▸ Given records:
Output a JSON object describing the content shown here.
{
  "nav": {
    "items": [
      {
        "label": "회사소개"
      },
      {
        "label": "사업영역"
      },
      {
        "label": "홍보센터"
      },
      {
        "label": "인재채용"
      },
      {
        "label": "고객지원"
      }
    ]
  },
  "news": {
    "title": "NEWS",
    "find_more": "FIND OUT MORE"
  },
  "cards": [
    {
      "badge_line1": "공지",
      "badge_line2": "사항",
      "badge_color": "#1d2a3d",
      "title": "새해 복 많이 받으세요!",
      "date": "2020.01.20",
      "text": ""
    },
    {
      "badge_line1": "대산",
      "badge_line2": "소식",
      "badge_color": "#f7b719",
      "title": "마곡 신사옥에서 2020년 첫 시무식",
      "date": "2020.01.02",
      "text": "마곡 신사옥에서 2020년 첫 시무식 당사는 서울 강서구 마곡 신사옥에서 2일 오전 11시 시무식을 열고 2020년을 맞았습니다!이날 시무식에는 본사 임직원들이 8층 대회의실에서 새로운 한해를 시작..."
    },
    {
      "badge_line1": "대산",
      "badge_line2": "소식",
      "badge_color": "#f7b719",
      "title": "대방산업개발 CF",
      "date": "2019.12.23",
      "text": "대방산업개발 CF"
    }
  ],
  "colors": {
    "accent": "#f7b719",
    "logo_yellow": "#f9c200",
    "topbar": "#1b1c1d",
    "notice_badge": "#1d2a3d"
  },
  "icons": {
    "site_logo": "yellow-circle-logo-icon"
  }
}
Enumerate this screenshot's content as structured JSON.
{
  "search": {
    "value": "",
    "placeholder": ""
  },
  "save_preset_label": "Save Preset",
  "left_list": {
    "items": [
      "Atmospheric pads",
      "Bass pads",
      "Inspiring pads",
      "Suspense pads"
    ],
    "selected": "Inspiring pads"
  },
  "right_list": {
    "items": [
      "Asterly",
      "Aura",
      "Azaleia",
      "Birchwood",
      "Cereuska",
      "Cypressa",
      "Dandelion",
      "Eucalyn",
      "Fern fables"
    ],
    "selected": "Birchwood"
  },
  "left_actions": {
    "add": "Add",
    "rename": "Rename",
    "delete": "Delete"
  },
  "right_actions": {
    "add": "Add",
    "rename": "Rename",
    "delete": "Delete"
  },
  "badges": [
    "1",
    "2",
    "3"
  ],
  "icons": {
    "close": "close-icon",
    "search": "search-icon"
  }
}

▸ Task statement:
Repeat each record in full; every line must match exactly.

▸ Task response:
Output a JSON object describing the content shown here.
{
  "nav": {
    "items": [
      {
        "label": "회사소개"
      },
      {
        "label": "사업영역"
      },
      {
        "label": "홍보센터"
      },
      {
        "label": "인재채용"
      },
      {
        "label": "고객지원"
      }
    ]
  },
  "news": {
    "title": "NEWS",
    "find_more": "FIND OUT MORE"
  },
  "cards": [
    {
      "badge_line1": "공지",
      "badge_line2": "사항",
      "badge_color": "#1d2a3d",
      "title": "새해 복 많이 받으세요!",
      "date": "2020.01.20",
      "text": ""
    },
    {
      "badge_line1": "대산",
      "badge_line2": "소식",
      "badge_color": "#f7b719",
      "title": "마곡 신사옥에서 2020년 첫 시무식",
      "date": "2020.01.02",
      "text": "마곡 신사옥에서 2020년 첫 시무식 당사는 서울 강서구 마곡 신사옥에서 2일 오전 11시 시무식을 열고 2020년을 맞았습니다!이날 시무식에는 본사 임직원들이 8층 대회의실에서 새로운 한해를 시작..."
    },
    {
      "badge_line1": "대산",
      "badge_line2": "소식",
      "badge_color": "#f7b719",
      "title": "대방산업개발 CF",
      "date": "2019.12.23",
      "text": "대방산업개발 CF"
    }
  ],
  "colors": {
    "accent": "#f7b719",
    "logo_yellow": "#f9c200",
    "topbar": "#1b1c1d",
    "notice_badge": "#1d2a3d"
  },
  "icons": {
    "site_logo": "yellow-circle-logo-icon"
  }
}
Enumerate this screenshot's content as structured JSON.
{
  "search": {
    "value": "",
    "placeholder": ""
  },
  "save_preset_label": "Save Preset",
  "left_list": {
    "items": [
      "Atmospheric pads",
      "Bass pads",
      "Inspiring pads",
      "Suspense pads"
    ],
    "selected": "Inspiring pads"
  },
  "right_list": {
    "items": [
      "Asterly",
      "Aura",
      "Azaleia",
      "Birchwood",
      "Cereuska",
      "Cypressa",
      "Dandelion",
      "Eucalyn",
      "Fern fables"
    ],
    "selected": "Birchwood"
  },
  "left_actions": {
    "add": "Add",
    "rename": "Rename",
    "delete": "Delete"
  },
  "right_actions": {
    "add": "Add",
    "rename": "Rename",
    "delete": "Delete"
  },
  "badges": [
    "1",
    "2",
    "3"
  ],
  "icons": {
    "close": "close-icon",
    "search": "search-icon"
  }
}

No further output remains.